    Are your blanks solid or hollow? If they're solid, I think your only ferrule option is gonna be metal. I remember my first glass spinning rod my dad bought me in about 1955 was solid with metal ferrules.

    James is right in that a one-piece rod might be a kick to try with no ferrules to interrupt the smooth action of the blank.

    Finally, nearly all trout rods from the 1930s until the mid- to late-1970s were intended for a 5wt or 6wt line. That'd probably be as good a place as any for you to start.

  4. Jeff Hale

    Jeff Hale B.I.G.F.F.

    Thanks so much for the information guys. Yes, the blanks are hollow, so according to your info, they can't be THAT old, right? Also, some of the rods say "Grizzly" on them. One of the blanks that is a soft yellow color, says FL96-6 with no other markings at all. After measuring it, I think the 96 refers to inches, because the rod is 8 feet long (96 inches), and perhaps the "6" denotes a 6-weight rod??? What do you guys think? Ever heard of these blanks? There is also a really cool little blank about 6 foot 2 inches long that feels like a 3 or 4 weight, but I don't know for sure. Did Fenwick make decent blanks back then? I have an older FS 85C and an FS91 C that I love to use for trolling for salmon. They can take a KILLER strike from a BIG king and seem to really cushion the head shakes and runs and protect my 20 pound test leaders. I use them the only time of year I gear fish; the mouth of the Columbia.
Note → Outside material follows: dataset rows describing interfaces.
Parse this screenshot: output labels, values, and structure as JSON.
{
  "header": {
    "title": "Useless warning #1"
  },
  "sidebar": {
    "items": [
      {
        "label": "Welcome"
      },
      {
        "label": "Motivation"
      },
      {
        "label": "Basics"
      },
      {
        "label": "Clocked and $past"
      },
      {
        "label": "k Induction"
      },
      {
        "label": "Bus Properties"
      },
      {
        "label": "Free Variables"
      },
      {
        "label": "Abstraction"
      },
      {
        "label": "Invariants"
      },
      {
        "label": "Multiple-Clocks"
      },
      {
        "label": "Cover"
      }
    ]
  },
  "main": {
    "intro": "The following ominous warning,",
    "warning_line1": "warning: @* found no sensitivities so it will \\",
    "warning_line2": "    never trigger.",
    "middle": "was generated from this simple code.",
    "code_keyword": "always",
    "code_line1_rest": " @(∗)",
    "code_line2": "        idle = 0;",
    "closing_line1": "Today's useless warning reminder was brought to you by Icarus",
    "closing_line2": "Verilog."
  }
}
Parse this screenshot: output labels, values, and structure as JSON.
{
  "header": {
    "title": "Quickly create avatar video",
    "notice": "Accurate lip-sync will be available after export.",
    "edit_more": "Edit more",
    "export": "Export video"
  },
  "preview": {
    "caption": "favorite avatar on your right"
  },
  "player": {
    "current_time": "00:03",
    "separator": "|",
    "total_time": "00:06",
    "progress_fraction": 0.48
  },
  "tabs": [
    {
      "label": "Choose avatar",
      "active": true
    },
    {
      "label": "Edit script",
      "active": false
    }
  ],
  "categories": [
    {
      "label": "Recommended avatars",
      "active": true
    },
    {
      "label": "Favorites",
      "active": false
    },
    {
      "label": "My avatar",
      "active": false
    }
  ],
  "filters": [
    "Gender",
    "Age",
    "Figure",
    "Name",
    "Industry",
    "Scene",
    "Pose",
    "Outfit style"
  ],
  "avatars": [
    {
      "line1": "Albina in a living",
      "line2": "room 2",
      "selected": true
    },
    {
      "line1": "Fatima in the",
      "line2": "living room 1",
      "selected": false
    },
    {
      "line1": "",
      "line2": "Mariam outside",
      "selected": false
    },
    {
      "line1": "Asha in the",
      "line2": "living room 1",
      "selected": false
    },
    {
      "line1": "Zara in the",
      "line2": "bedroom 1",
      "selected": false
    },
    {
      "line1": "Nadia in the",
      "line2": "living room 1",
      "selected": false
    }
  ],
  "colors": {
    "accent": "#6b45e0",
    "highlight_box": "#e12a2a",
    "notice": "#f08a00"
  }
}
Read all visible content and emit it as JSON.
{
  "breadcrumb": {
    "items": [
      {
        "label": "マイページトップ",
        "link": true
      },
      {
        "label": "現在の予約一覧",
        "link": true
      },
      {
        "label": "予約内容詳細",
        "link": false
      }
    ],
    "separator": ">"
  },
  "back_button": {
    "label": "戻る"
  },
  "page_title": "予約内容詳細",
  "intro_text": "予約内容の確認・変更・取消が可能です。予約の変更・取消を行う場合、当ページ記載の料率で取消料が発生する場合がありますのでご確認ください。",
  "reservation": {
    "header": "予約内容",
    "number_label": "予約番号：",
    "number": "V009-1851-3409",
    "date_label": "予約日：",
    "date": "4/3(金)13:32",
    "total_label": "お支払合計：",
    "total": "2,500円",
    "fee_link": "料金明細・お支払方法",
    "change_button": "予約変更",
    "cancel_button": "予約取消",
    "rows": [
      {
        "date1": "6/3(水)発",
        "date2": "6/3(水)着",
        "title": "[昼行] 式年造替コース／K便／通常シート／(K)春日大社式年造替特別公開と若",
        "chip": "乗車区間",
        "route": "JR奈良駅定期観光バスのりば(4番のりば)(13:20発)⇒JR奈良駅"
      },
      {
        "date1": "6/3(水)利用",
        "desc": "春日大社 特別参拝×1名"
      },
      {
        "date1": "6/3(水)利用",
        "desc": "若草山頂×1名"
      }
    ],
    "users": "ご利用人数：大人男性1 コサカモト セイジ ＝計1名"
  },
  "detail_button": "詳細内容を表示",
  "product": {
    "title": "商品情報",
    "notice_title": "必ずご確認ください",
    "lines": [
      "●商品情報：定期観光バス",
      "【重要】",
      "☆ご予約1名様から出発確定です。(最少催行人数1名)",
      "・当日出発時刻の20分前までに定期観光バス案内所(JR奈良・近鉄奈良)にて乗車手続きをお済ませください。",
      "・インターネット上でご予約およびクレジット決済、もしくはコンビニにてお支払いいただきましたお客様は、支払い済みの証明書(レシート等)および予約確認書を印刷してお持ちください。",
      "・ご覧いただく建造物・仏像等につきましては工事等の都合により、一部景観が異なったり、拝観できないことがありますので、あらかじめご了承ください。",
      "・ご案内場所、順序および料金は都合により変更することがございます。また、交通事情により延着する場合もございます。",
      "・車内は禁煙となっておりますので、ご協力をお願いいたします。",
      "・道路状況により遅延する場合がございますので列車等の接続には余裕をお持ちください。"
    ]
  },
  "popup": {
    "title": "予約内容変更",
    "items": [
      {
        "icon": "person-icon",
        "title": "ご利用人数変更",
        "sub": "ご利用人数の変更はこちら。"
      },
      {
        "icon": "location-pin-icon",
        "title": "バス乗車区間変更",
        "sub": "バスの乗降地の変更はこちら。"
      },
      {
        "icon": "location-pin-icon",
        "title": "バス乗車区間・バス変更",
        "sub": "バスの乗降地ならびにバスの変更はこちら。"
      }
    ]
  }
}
    Okay, so where should I start? Get a book, take a class, what? Do I have to make some measurments before I buy the materials such as the cork rings for a handle and also a reel seat? Guides? Special epoxies? What is the bare minimal tools I can get away with to try this out? Thanks again, 'fellas, Jeff
  5. Kent Lufkin

    Kent Lufkin Remember when you could remember everything?

    Jeff, Fenwick glass rods were quite highly regarded in their heyday, the 1960s and 1970s. Factory rods were almost all a rich brown color while blanks sold unfinished were mostly yellow.

    I'm not sure about the names, but regardless of the length, I'd still start with a 6wt line. I've got factory brown Fenwicks in an 8' 5pc for 8wt and a 7' 4 piece and a 7' 2pc, both for 6wt. The 7' 6wt is a rocket that I've had fun fishing dries on the Yak with.

  6. Tom Bowden

    Tom Bowden Active Member

  7. James Mello

    James Mello Inventor of the "closed eye conjecture"

    Those Fenwick blanks were among the most highly regarded fibreglass rods in it's day. It's sad to see how Fenwicks image has changed over the years, but none the less, the older brown blanks they had were really nice. My dad has a couple of their steelhead gear rods, and hands down they are my tools of choice when I drift fish.

    As for starting on the rod, it depends on what level of tinkerer that you are. I grabbed book and just started on cheap blanks. The first few rods were pretty grotesque, but I quickly mastered the things I needed to know....

    The other options include taking a class (both All About the Fly and Greg's Custom rods do great classes). Or finding someone who knows how to build a rod help show you.

    If I were to take a class, I'd head to All About the Fly, simply because they are a site sponser. But you really can't go wrong with either shop :)